Website and app data records
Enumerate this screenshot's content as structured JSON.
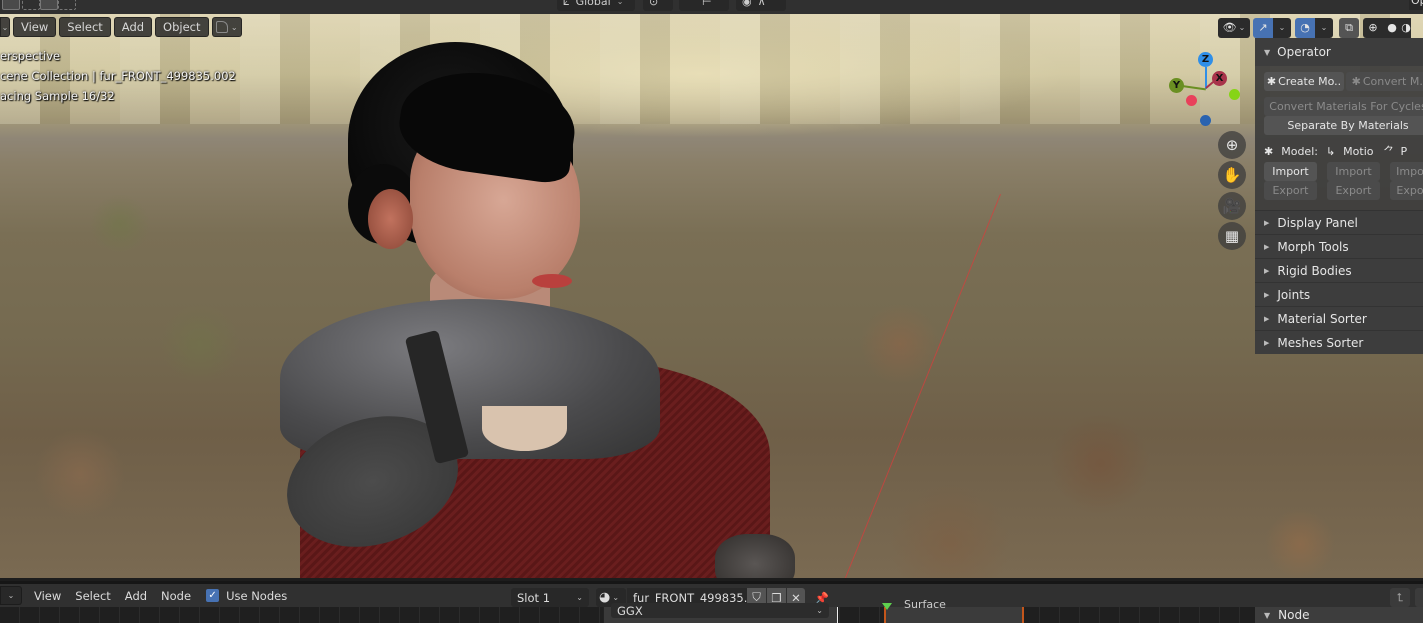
{
  "header": {
    "orientation_label": "Global",
    "operator_tab_label": "Op"
  },
  "viewport": {
    "menu": {
      "view": "View",
      "select": "Select",
      "add": "Add",
      "object": "Object"
    },
    "overlay": {
      "view_mode": "erspective",
      "collection": "cene Collection | fur_FRONT_499835.002",
      "render_status": "acing Sample 16/32"
    },
    "gizmo": {
      "x_label": "X",
      "y_label": "Y",
      "z_label": "Z",
      "colors": {
        "x": "#a8334a",
        "y": "#6a8f22",
        "z": "#2f8fe8",
        "neg_x": "#e8405a",
        "neg_y": "#86d416",
        "neg_z": "#2a63b0"
      }
    },
    "nav_buttons": [
      "zoom-icon",
      "pan-hand-icon",
      "camera-icon",
      "ortho-grid-icon"
    ],
    "accent_color": "#4772b3"
  },
  "npanel": {
    "operator_header": "Operator",
    "create_model_button": "Create Mo..",
    "convert_model_button": "Convert M..",
    "convert_materials_button": "Convert Materials For Cycles",
    "separate_materials_button": "Separate By Materials",
    "model_label": "Model:",
    "motion_label": "Motio",
    "pose_label": "P",
    "import_buttons": [
      "Import",
      "Import",
      "Impo"
    ],
    "export_buttons": [
      "Export",
      "Export",
      "Expo"
    ],
    "sections": [
      "Display Panel",
      "Morph Tools",
      "Rigid Bodies",
      "Joints",
      "Material Sorter",
      "Meshes Sorter"
    ]
  },
  "node_editor": {
    "menu": {
      "view": "View",
      "select": "Select",
      "add": "Add",
      "node": "Node"
    },
    "use_nodes_label": "Use Nodes",
    "use_nodes_checked": true,
    "slot_label": "Slot 1",
    "material_name": "fur_FRONT_499835..",
    "distribution_value": "GGX",
    "output_socket_label": "Surface",
    "sidebar_header": "Node"
  }
}
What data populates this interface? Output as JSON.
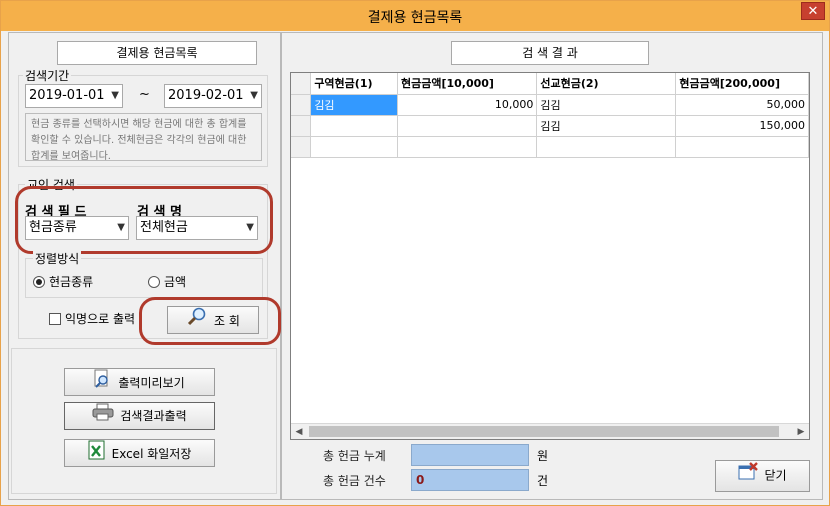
{
  "window": {
    "title": "결제용 현금목록",
    "close_label": "✕"
  },
  "left": {
    "header": "결제용 현금목록",
    "period": {
      "legend": "검색기간",
      "from": "2019-01-01",
      "tilde": "~",
      "to": "2019-02-01",
      "note": "현금 종류를 선택하시면 해당 현금에 대한 총 합계를 확인할 수 있습니다. 전체현금은 각각의 현금에 대한 합계를 보여줍니다."
    },
    "search": {
      "legend": "교인 검색",
      "field_label": "검 색 필 드",
      "name_label": "검 색 명",
      "field_value": "현금종류",
      "name_value": "전체현금"
    },
    "sort": {
      "legend": "정렬방식",
      "option1": "현금종류",
      "option2": "금액",
      "selected": "현금종류"
    },
    "anonymous_label": "익명으로 출력",
    "query_button": "조  회",
    "preview_button": "출력미리보기",
    "print_button": "검색결과출력",
    "excel_button": "Excel 화일저장"
  },
  "right": {
    "header": "검 색 결 과",
    "columns": [
      "구역현금(1)",
      "현금금액[10,000]",
      "선교현금(2)",
      "현금금액[200,000]"
    ],
    "rows": [
      [
        "김김",
        "10,000",
        "김김",
        "50,000"
      ],
      [
        "",
        "",
        "김김",
        "150,000"
      ],
      [
        "",
        "",
        "",
        ""
      ]
    ],
    "total_amount_label": "총 헌금 누계",
    "total_amount_value": "",
    "total_amount_unit": "원",
    "total_count_label": "총 헌금 건수",
    "total_count_value": "0",
    "total_count_unit": "건",
    "close_button": "닫기"
  }
}
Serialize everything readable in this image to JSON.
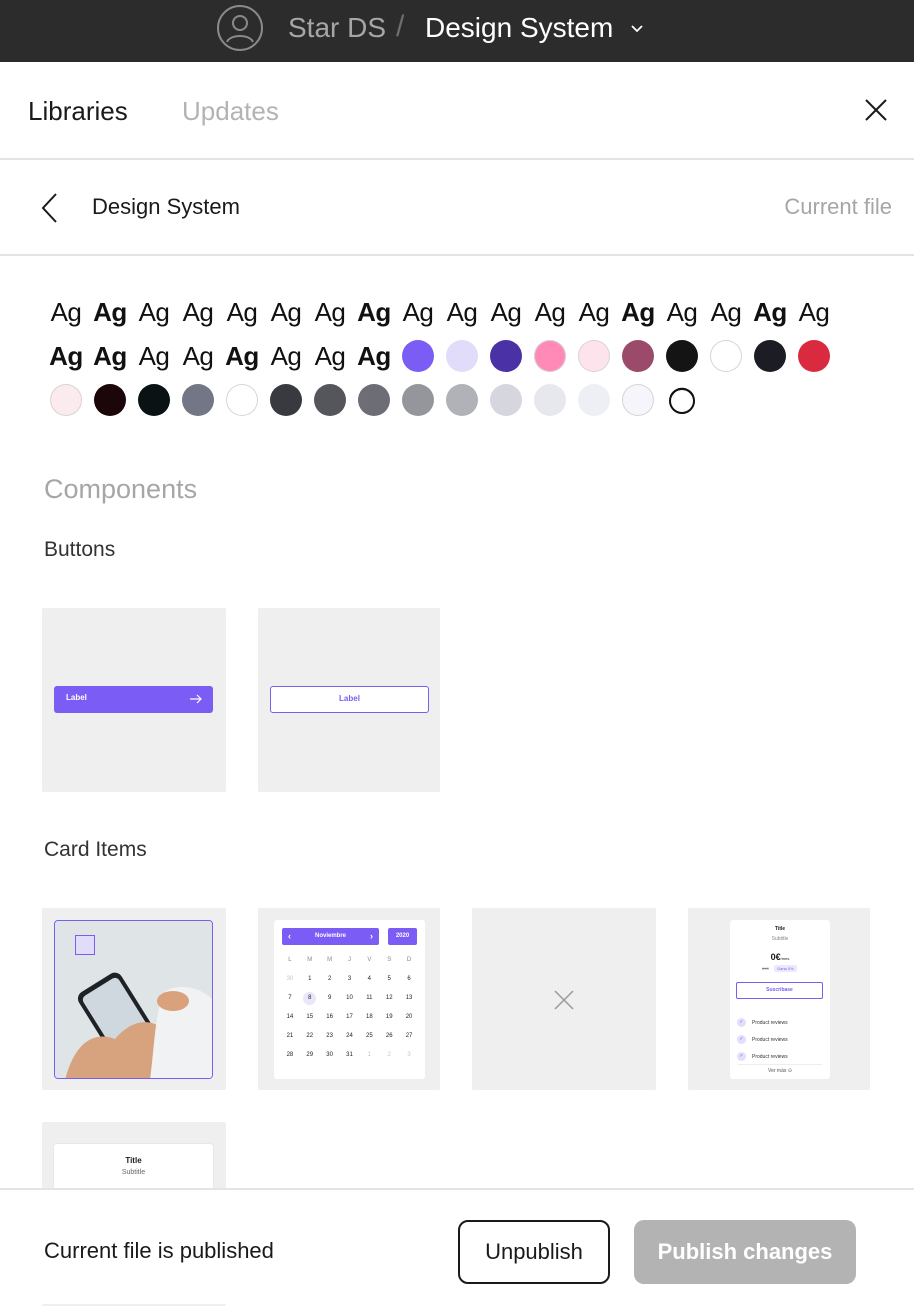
{
  "topbar": {
    "project": "Star DS",
    "separator": "/",
    "file_name": "Design System"
  },
  "tabs": [
    {
      "label": "Libraries",
      "active": true
    },
    {
      "label": "Updates",
      "active": false
    }
  ],
  "library": {
    "name": "Design System",
    "badge": "Current file"
  },
  "text_styles": [
    {
      "label": "Ag",
      "bold": false
    },
    {
      "label": "Ag",
      "bold": true
    },
    {
      "label": "Ag",
      "bold": false
    },
    {
      "label": "Ag",
      "bold": false
    },
    {
      "label": "Ag",
      "bold": false
    },
    {
      "label": "Ag",
      "bold": false
    },
    {
      "label": "Ag",
      "bold": false
    },
    {
      "label": "Ag",
      "bold": true
    },
    {
      "label": "Ag",
      "bold": false
    },
    {
      "label": "Ag",
      "bold": false
    },
    {
      "label": "Ag",
      "bold": false
    },
    {
      "label": "Ag",
      "bold": false
    },
    {
      "label": "Ag",
      "bold": false
    },
    {
      "label": "Ag",
      "bold": true
    },
    {
      "label": "Ag",
      "bold": false
    },
    {
      "label": "Ag",
      "bold": false
    },
    {
      "label": "Ag",
      "bold": true
    },
    {
      "label": "Ag",
      "bold": false
    },
    {
      "label": "Ag",
      "bold": true
    },
    {
      "label": "Ag",
      "bold": true
    },
    {
      "label": "Ag",
      "bold": false
    },
    {
      "label": "Ag",
      "bold": false
    },
    {
      "label": "Ag",
      "bold": true
    },
    {
      "label": "Ag",
      "bold": false
    },
    {
      "label": "Ag",
      "bold": false
    },
    {
      "label": "Ag",
      "bold": true
    }
  ],
  "color_styles": [
    "#7b5cf5",
    "#e2dcfb",
    "#4a32a6",
    "#ff8ab8",
    "#fde4ec",
    "#9b4a6a",
    "#141414",
    "#ffffff",
    "#1c1d24",
    "#d92a40",
    "#fbeaee",
    "#1b0609",
    "#0b1214",
    "#737684",
    "#ffffff",
    "#393a40",
    "#55565c",
    "#6d6e75",
    "#95969c",
    "#b1b2b8",
    "#d6d7de",
    "#e7e7ee",
    "#eeeef5",
    "#f5f5fb"
  ],
  "effect_styles": [
    "effect-icon"
  ],
  "components": {
    "section_title": "Components",
    "groups": [
      {
        "title": "Buttons"
      },
      {
        "title": "Card Items"
      }
    ],
    "button_primary_label": "Label",
    "button_outline_label": "Label",
    "calendar": {
      "month": "Noviembre",
      "year": "2020",
      "weekdays": [
        "L",
        "M",
        "M",
        "J",
        "V",
        "S",
        "D"
      ],
      "days": [
        {
          "d": "30",
          "muted": true
        },
        {
          "d": "1"
        },
        {
          "d": "2"
        },
        {
          "d": "3"
        },
        {
          "d": "4"
        },
        {
          "d": "5"
        },
        {
          "d": "6"
        },
        {
          "d": "7"
        },
        {
          "d": "8",
          "today": true
        },
        {
          "d": "9"
        },
        {
          "d": "10"
        },
        {
          "d": "11"
        },
        {
          "d": "12"
        },
        {
          "d": "13"
        },
        {
          "d": "14"
        },
        {
          "d": "15"
        },
        {
          "d": "16"
        },
        {
          "d": "17"
        },
        {
          "d": "18"
        },
        {
          "d": "19"
        },
        {
          "d": "20"
        },
        {
          "d": "21"
        },
        {
          "d": "22"
        },
        {
          "d": "23"
        },
        {
          "d": "24"
        },
        {
          "d": "25"
        },
        {
          "d": "26"
        },
        {
          "d": "27"
        },
        {
          "d": "28"
        },
        {
          "d": "29"
        },
        {
          "d": "30"
        },
        {
          "d": "31"
        },
        {
          "d": "1",
          "muted": true
        },
        {
          "d": "2",
          "muted": true
        },
        {
          "d": "3",
          "muted": true
        }
      ]
    },
    "subscription_card": {
      "title": "Title",
      "subtitle": "Subtitle",
      "price": "0€",
      "price_unit": "/mes",
      "old_price": "99€",
      "tag": "Gana 0%",
      "cta": "Suscribase",
      "features": [
        "Product reviews",
        "Product reviews",
        "Product reviews"
      ],
      "more": "Ver más"
    },
    "small_card": {
      "title": "Title",
      "subtitle": "Subtitle"
    }
  },
  "footer": {
    "status": "Current file is published",
    "unpublish_label": "Unpublish",
    "publish_label": "Publish changes"
  }
}
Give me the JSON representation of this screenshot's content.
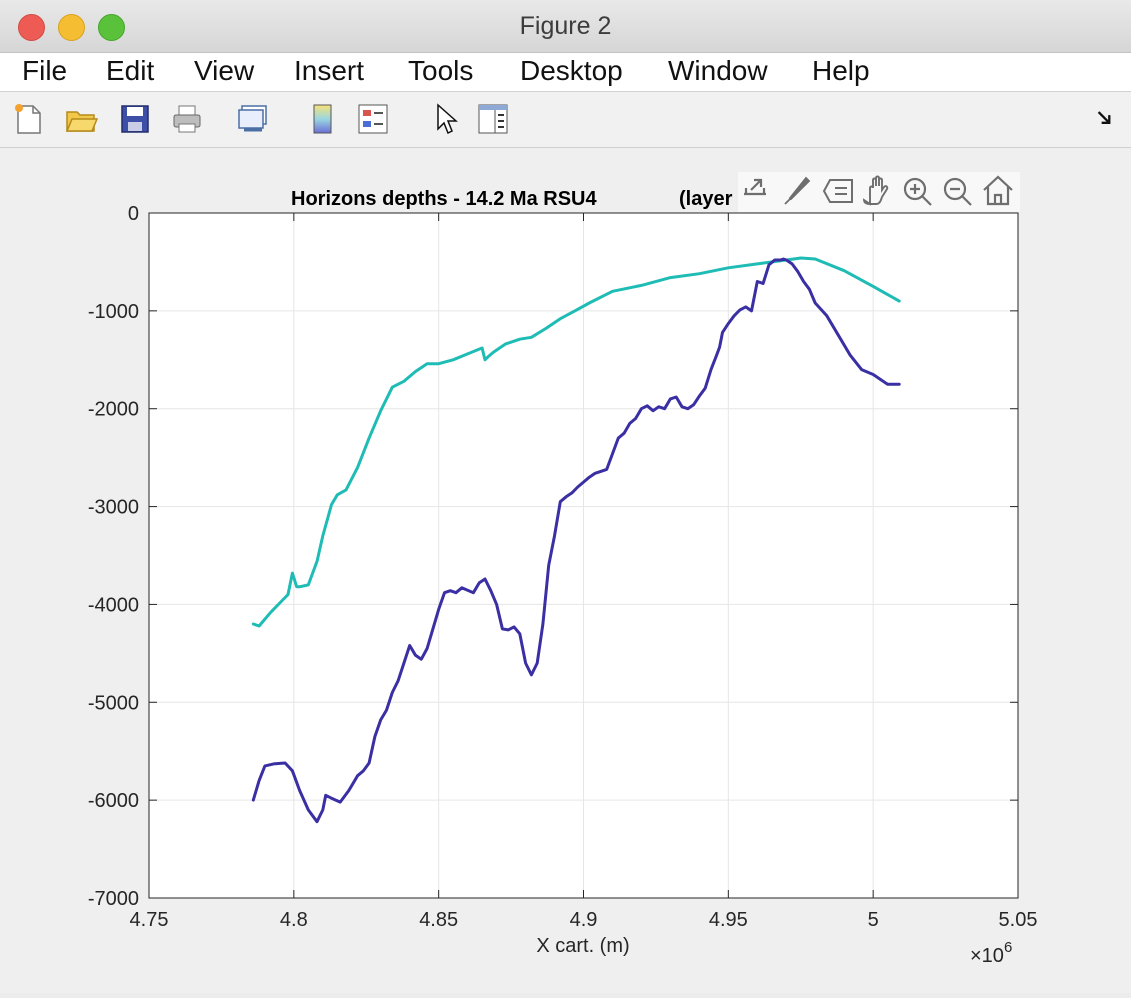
{
  "window": {
    "title": "Figure 2"
  },
  "menu": [
    "File",
    "Edit",
    "View",
    "Insert",
    "Tools",
    "Desktop",
    "Window",
    "Help"
  ],
  "toolbar_icons": [
    "new-figure-icon",
    "open-file-icon",
    "save-icon",
    "print-icon",
    "link-plot-icon",
    "colorbar-icon",
    "legend-icon",
    "edit-pointer-icon",
    "property-inspector-icon",
    "dock-arrow-icon"
  ],
  "axes_toolbar_icons": [
    "export-icon",
    "brush-icon",
    "datatips-icon",
    "pan-icon",
    "zoom-in-icon",
    "zoom-out-icon",
    "home-icon"
  ],
  "colors": {
    "cyan_series": "#1ebcb5",
    "blue_series": "#3a2fa3"
  },
  "chart_data": {
    "type": "line",
    "title_left": "Horizons depths - 14.2 Ma   RSU4",
    "title_right": "(layer",
    "xlabel": "X cart. (m)",
    "x_multiplier": "×10",
    "x_multiplier_exp": "6",
    "ylabel": "",
    "xlim": [
      4750000,
      5050000
    ],
    "ylim": [
      -7000,
      0
    ],
    "xticks": [
      4750000,
      4800000,
      4850000,
      4900000,
      4950000,
      5000000,
      5050000
    ],
    "xtick_labels": [
      "4.75",
      "4.8",
      "4.85",
      "4.9",
      "4.95",
      "5",
      "5.05"
    ],
    "yticks": [
      0,
      -1000,
      -2000,
      -3000,
      -4000,
      -5000,
      -6000,
      -7000
    ],
    "ytick_labels": [
      "0",
      "-1000",
      "-2000",
      "-3000",
      "-4000",
      "-5000",
      "-6000",
      "-7000"
    ],
    "grid": true,
    "series": [
      {
        "color": "#1ebcb5",
        "x": [
          4786000,
          4788000,
          4792000,
          4796000,
          4798000,
          4799500,
          4801000,
          4802000,
          4805000,
          4808000,
          4810000,
          4813000,
          4815000,
          4818000,
          4822000,
          4826000,
          4830000,
          4834000,
          4838000,
          4842000,
          4846000,
          4850000,
          4855000,
          4860000,
          4865000,
          4866000,
          4867000,
          4869000,
          4873000,
          4878000,
          4882000,
          4887000,
          4892000,
          4897000,
          4902000,
          4910000,
          4920000,
          4930000,
          4940000,
          4950000,
          4960000,
          4970000,
          4975000,
          4980000,
          4990000,
          5000000,
          5009000
        ],
        "y": [
          -4200,
          -4220,
          -4080,
          -3960,
          -3900,
          -3680,
          -3820,
          -3820,
          -3800,
          -3560,
          -3300,
          -2980,
          -2880,
          -2830,
          -2600,
          -2300,
          -2020,
          -1780,
          -1720,
          -1620,
          -1540,
          -1540,
          -1500,
          -1440,
          -1380,
          -1500,
          -1470,
          -1420,
          -1340,
          -1290,
          -1270,
          -1180,
          -1080,
          -1000,
          -920,
          -800,
          -740,
          -660,
          -620,
          -560,
          -520,
          -480,
          -460,
          -470,
          -590,
          -750,
          -900
        ]
      },
      {
        "color": "#3a2fa3",
        "x": [
          4786000,
          4788000,
          4790000,
          4793000,
          4797000,
          4799500,
          4802000,
          4805000,
          4808000,
          4810000,
          4811000,
          4813000,
          4816000,
          4819000,
          4822000,
          4824000,
          4826000,
          4828000,
          4830000,
          4832000,
          4834000,
          4836000,
          4838000,
          4840000,
          4842000,
          4844000,
          4846000,
          4848000,
          4850000,
          4852000,
          4854000,
          4856000,
          4858000,
          4862000,
          4864000,
          4866000,
          4867000,
          4868000,
          4870000,
          4872000,
          4874000,
          4876000,
          4878000,
          4880000,
          4882000,
          4884000,
          4886000,
          4888000,
          4890000,
          4892000,
          4894000,
          4896000,
          4898000,
          4900000,
          4902000,
          4904000,
          4908000,
          4912000,
          4914000,
          4916000,
          4918000,
          4920000,
          4922000,
          4924000,
          4926000,
          4928000,
          4930000,
          4932000,
          4934000,
          4936000,
          4938000,
          4940000,
          4942000,
          4944000,
          4946000,
          4947000,
          4948000,
          4950000,
          4952000,
          4954000,
          4956000,
          4958000,
          4960000,
          4962000,
          4964000,
          4966000,
          4968000,
          4969000,
          4970000,
          4972000,
          4974000,
          4976000,
          4978000,
          4980000,
          4984000,
          4988000,
          4992000,
          4996000,
          5000000,
          5005000,
          5009000
        ],
        "y": [
          -6000,
          -5800,
          -5650,
          -5630,
          -5620,
          -5700,
          -5900,
          -6100,
          -6220,
          -6100,
          -5950,
          -5980,
          -6020,
          -5900,
          -5750,
          -5700,
          -5620,
          -5350,
          -5180,
          -5080,
          -4900,
          -4780,
          -4600,
          -4420,
          -4520,
          -4560,
          -4450,
          -4250,
          -4050,
          -3880,
          -3860,
          -3880,
          -3830,
          -3880,
          -3780,
          -3740,
          -3800,
          -3860,
          -4000,
          -4250,
          -4260,
          -4230,
          -4300,
          -4600,
          -4720,
          -4600,
          -4200,
          -3600,
          -3300,
          -2950,
          -2900,
          -2860,
          -2800,
          -2750,
          -2700,
          -2660,
          -2620,
          -2300,
          -2250,
          -2150,
          -2100,
          -2000,
          -1970,
          -2020,
          -1980,
          -2000,
          -1900,
          -1880,
          -1980,
          -2000,
          -1960,
          -1870,
          -1790,
          -1600,
          -1450,
          -1370,
          -1220,
          -1130,
          -1050,
          -990,
          -960,
          -1000,
          -700,
          -720,
          -530,
          -480,
          -480,
          -470,
          -480,
          -520,
          -600,
          -700,
          -780,
          -920,
          -1050,
          -1250,
          -1450,
          -1600,
          -1650,
          -1750,
          -1750
        ]
      }
    ]
  }
}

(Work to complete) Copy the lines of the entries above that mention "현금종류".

(Answer box)
      "field_value": "현금종류",
      "option1": "현금종류",
      "selected": "현금종류"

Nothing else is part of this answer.